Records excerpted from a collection
---
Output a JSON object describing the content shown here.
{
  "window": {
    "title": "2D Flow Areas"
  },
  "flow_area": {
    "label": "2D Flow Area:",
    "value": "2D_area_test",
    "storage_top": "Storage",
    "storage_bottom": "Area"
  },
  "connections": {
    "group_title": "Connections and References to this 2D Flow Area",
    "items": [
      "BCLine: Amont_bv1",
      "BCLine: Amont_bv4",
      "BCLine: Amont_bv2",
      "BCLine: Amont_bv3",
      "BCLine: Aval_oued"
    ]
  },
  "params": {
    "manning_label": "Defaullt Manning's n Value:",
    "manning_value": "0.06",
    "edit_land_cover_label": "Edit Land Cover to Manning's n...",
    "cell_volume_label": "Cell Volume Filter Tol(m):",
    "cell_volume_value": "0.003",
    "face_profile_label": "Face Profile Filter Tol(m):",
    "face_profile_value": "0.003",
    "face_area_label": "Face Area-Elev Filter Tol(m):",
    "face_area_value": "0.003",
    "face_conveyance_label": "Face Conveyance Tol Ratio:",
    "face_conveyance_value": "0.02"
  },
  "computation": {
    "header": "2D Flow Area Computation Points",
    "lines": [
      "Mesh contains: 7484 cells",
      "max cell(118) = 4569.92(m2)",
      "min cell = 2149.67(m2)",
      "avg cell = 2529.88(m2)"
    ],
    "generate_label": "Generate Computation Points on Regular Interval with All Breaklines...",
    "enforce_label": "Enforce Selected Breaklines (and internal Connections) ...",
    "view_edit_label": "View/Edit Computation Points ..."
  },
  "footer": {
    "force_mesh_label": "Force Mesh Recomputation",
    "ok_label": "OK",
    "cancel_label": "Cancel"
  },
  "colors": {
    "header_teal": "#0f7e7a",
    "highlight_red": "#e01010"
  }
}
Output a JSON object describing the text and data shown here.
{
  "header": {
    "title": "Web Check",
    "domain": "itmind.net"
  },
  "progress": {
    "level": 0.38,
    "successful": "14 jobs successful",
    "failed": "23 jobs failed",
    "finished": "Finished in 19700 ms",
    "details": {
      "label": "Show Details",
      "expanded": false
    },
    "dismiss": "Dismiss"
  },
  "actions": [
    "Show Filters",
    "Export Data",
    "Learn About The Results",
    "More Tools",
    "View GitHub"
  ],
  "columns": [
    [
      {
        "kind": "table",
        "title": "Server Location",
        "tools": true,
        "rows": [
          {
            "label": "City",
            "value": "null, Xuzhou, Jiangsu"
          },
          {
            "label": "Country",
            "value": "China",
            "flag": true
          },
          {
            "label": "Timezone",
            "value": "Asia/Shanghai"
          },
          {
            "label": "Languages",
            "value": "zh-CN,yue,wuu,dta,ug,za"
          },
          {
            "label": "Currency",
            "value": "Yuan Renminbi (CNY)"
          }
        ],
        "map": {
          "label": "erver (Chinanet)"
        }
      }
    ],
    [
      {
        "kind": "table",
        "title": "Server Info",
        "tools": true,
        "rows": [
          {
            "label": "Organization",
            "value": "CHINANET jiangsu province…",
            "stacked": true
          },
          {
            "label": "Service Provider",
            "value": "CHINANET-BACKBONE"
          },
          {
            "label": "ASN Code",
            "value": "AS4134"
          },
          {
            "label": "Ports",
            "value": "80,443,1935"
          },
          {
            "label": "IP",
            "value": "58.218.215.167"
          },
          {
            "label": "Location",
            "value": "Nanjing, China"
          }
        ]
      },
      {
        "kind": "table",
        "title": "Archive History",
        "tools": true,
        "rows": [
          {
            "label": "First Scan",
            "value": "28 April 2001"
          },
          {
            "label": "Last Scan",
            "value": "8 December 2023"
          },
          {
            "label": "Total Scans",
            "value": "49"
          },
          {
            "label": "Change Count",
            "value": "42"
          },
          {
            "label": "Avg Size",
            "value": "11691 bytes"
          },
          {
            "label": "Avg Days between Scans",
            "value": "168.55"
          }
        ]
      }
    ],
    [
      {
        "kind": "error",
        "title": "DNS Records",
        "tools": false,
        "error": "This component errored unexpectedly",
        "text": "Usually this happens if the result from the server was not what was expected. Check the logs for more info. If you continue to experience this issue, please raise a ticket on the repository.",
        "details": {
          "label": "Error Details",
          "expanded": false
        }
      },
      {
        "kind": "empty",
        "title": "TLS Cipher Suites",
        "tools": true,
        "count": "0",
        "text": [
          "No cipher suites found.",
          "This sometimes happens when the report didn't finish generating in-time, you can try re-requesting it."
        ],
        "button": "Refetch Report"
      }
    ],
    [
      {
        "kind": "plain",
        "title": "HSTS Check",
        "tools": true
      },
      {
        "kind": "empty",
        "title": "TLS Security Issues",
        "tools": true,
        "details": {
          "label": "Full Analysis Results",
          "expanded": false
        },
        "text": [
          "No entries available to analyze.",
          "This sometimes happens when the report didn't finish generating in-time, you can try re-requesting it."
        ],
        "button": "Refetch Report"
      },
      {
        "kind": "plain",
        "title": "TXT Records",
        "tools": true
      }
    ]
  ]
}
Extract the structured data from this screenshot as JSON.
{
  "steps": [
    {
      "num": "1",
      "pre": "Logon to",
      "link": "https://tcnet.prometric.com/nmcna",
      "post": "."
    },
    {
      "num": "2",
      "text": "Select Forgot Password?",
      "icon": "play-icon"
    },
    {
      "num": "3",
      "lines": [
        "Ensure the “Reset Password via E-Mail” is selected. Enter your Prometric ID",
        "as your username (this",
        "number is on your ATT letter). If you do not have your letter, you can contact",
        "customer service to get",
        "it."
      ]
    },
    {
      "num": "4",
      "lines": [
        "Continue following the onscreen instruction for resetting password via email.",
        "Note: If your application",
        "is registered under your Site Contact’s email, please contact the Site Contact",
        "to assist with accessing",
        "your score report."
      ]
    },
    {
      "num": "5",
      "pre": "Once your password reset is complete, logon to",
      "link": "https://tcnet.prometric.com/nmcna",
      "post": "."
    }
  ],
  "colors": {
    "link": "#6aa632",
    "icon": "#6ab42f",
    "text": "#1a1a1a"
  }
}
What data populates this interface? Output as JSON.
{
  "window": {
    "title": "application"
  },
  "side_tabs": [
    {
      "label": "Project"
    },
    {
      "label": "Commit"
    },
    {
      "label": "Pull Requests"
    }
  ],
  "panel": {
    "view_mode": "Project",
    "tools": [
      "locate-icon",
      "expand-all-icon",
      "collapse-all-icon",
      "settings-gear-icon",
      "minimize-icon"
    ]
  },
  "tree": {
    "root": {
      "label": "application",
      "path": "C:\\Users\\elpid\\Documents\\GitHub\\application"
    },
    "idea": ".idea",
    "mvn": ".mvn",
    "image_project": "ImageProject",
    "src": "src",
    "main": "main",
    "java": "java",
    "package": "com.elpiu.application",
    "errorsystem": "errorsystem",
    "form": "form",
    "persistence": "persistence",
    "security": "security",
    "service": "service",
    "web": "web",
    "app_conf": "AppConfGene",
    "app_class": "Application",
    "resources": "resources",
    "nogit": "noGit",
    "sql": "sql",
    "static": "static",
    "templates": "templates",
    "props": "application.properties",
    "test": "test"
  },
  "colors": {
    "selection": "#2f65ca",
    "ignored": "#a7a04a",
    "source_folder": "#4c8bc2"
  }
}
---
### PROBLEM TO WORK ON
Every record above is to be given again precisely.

### YOUR RESPONSE
Output a JSON object describing the content shown here.
{
  "window": {
    "title": "2D Flow Areas"
  },
  "flow_area": {
    "label": "2D Flow Area:",
    "value": "2D_area_test",
    "storage_top": "Storage",
    "storage_bottom": "Area"
  },
  "connections": {
    "group_title": "Connections and References to this 2D Flow Area",
    "items": [
      "BCLine: Amont_bv1",
      "BCLine: Amont_bv4",
      "BCLine: Amont_bv2",
      "BCLine: Amont_bv3",
      "BCLine: Aval_oued"
    ]
  },
  "params": {
    "manning_label": "Defaullt Manning's n Value:",
    "manning_value": "0.06",
    "edit_land_cover_label": "Edit Land Cover to Manning's n...",
    "cell_volume_label": "Cell Volume Filter Tol(m):",
    "cell_volume_value": "0.003",
    "face_profile_label": "Face Profile Filter Tol(m):",
    "face_profile_value": "0.003",
    "face_area_label": "Face Area-Elev Filter Tol(m):",
    "face_area_value": "0.003",
    "face_conveyance_label": "Face Conveyance Tol Ratio:",
    "face_conveyance_value": "0.02"
  },
  "computation": {
    "header": "2D Flow Area Computation Points",
    "lines": [
      "Mesh contains: 7484 cells",
      "max cell(118) = 4569.92(m2)",
      "min cell = 2149.67(m2)",
      "avg cell = 2529.88(m2)"
    ],
    "generate_label": "Generate Computation Points on Regular Interval with All Breaklines...",
    "enforce_label": "Enforce Selected Breaklines (and internal Connections) ...",
    "view_edit_label": "View/Edit Computation Points ..."
  },
  "footer": {
    "force_mesh_label": "Force Mesh Recomputation",
    "ok_label": "OK",
    "cancel_label": "Cancel"
  },
  "colors": {
    "header_teal": "#0f7e7a",
    "highlight_red": "#e01010"
  }
}
Output a JSON object describing the text and data shown here.
{
  "header": {
    "title": "Web Check",
    "domain": "itmind.net"
  },
  "progress": {
    "level": 0.38,
    "successful": "14 jobs successful",
    "failed": "23 jobs failed",
    "finished": "Finished in 19700 ms",
    "details": {
      "label": "Show Details",
      "expanded": false
    },
    "dismiss": "Dismiss"
  },
  "actions": [
    "Show Filters",
    "Export Data",
    "Learn About The Results",
    "More Tools",
    "View GitHub"
  ],
  "columns": [
    [
      {
        "kind": "table",
        "title": "Server Location",
        "tools": true,
        "rows": [
          {
            "label": "City",
            "value": "null, Xuzhou, Jiangsu"
          },
          {
            "label": "Country",
            "value": "China",
            "flag": true
          },
          {
            "label": "Timezone",
            "value": "Asia/Shanghai"
          },
          {
            "label": "Languages",
            "value": "zh-CN,yue,wuu,dta,ug,za"
          },
          {
            "label": "Currency",
            "value": "Yuan Renminbi (CNY)"
          }
        ],
        "map": {
          "label": "erver (Chinanet)"
        }
      }
    ],
    [
      {
        "kind": "table",
        "title": "Server Info",
        "tools": true,
        "rows": [
          {
            "label": "Organization",
            "value": "CHINANET jiangsu province…",
            "stacked": true
          },
          {
            "label": "Service Provider",
            "value": "CHINANET-BACKBONE"
          },
          {
            "label": "ASN Code",
            "value": "AS4134"
          },
          {
            "label": "Ports",
            "value": "80,443,1935"
          },
          {
            "label": "IP",
            "value": "58.218.215.167"
          },
          {
            "label": "Location",
            "value": "Nanjing, China"
          }
        ]
      },
      {
        "kind": "table",
        "title": "Archive History",
        "tools": true,
        "rows": [
          {
            "label": "First Scan",
            "value": "28 April 2001"
          },
          {
            "label": "Last Scan",
            "value": "8 December 2023"
          },
          {
            "label": "Total Scans",
            "value": "49"
          },
          {
            "label": "Change Count",
            "value": "42"
          },
          {
            "label": "Avg Size",
            "value": "11691 bytes"
          },
          {
            "label": "Avg Days between Scans",
            "value": "168.55"
          }
        ]
      }
    ],
    [
      {
        "kind": "error",
        "title": "DNS Records",
        "tools": false,
        "error": "This component errored unexpectedly",
        "text": "Usually this happens if the result from the server was not what was expected. Check the logs for more info. If you continue to experience this issue, please raise a ticket on the repository.",
        "details": {
          "label": "Error Details",
          "expanded": false
        }
      },
      {
        "kind": "empty",
        "title": "TLS Cipher Suites",
        "tools": true,
        "count": "0",
        "text": [
          "No cipher suites found.",
          "This sometimes happens when the report didn't finish generating in-time, you can try re-requesting it."
        ],
        "button": "Refetch Report"
      }
    ],
    [
      {
        "kind": "plain",
        "title": "HSTS Check",
        "tools": true
      },
      {
        "kind": "empty",
        "title": "TLS Security Issues",
        "tools": true,
        "details": {
          "label": "Full Analysis Results",
          "expanded": false
        },
        "text": [
          "No entries available to analyze.",
          "This sometimes happens when the report didn't finish generating in-time, you can try re-requesting it."
        ],
        "button": "Refetch Report"
      },
      {
        "kind": "plain",
        "title": "TXT Records",
        "tools": true
      }
    ]
  ]
}
Extract the structured data from this screenshot as JSON.
{
  "steps": [
    {
      "num": "1",
      "pre": "Logon to",
      "link": "https://tcnet.prometric.com/nmcna",
      "post": "."
    },
    {
      "num": "2",
      "text": "Select Forgot Password?",
      "icon": "play-icon"
    },
    {
      "num": "3",
      "lines": [
        "Ensure the “Reset Password via E-Mail” is selected. Enter your Prometric ID",
        "as your username (this",
        "number is on your ATT letter). If you do not have your letter, you can contact",
        "customer service to get",
        "it."
      ]
    },
    {
      "num": "4",
      "lines": [
        "Continue following the onscreen instruction for resetting password via email.",
        "Note: If your application",
        "is registered under your Site Contact’s email, please contact the Site Contact",
        "to assist with accessing",
        "your score report."
      ]
    },
    {
      "num": "5",
      "pre": "Once your password reset is complete, logon to",
      "link": "https://tcnet.prometric.com/nmcna",
      "post": "."
    }
  ],
  "colors": {
    "link": "#6aa632",
    "icon": "#6ab42f",
    "text": "#1a1a1a"
  }
}
What data populates this interface? Output as JSON.
{
  "window": {
    "title": "application"
  },
  "side_tabs": [
    {
      "label": "Project"
    },
    {
      "label": "Commit"
    },
    {
      "label": "Pull Requests"
    }
  ],
  "panel": {
    "view_mode": "Project",
    "tools": [
      "locate-icon",
      "expand-all-icon",
      "collapse-all-icon",
      "settings-gear-icon",
      "minimize-icon"
    ]
  },
  "tree": {
    "root": {
      "label": "application",
      "path": "C:\\Users\\elpid\\Documents\\GitHub\\application"
    },
    "idea": ".idea",
    "mvn": ".mvn",
    "image_project": "ImageProject",
    "src": "src",
    "main": "main",
    "java": "java",
    "package": "com.elpiu.application",
    "errorsystem": "errorsystem",
    "form": "form",
    "persistence": "persistence",
    "security": "security",
    "service": "service",
    "web": "web",
    "app_conf": "AppConfGene",
    "app_class": "Application",
    "resources": "resources",
    "nogit": "noGit",
    "sql": "sql",
    "static": "static",
    "templates": "templates",
    "props": "application.properties",
    "test": "test"
  },
  "colors": {
    "selection": "#2f65ca",
    "ignored": "#a7a04a",
    "source_folder": "#4c8bc2"
  }
}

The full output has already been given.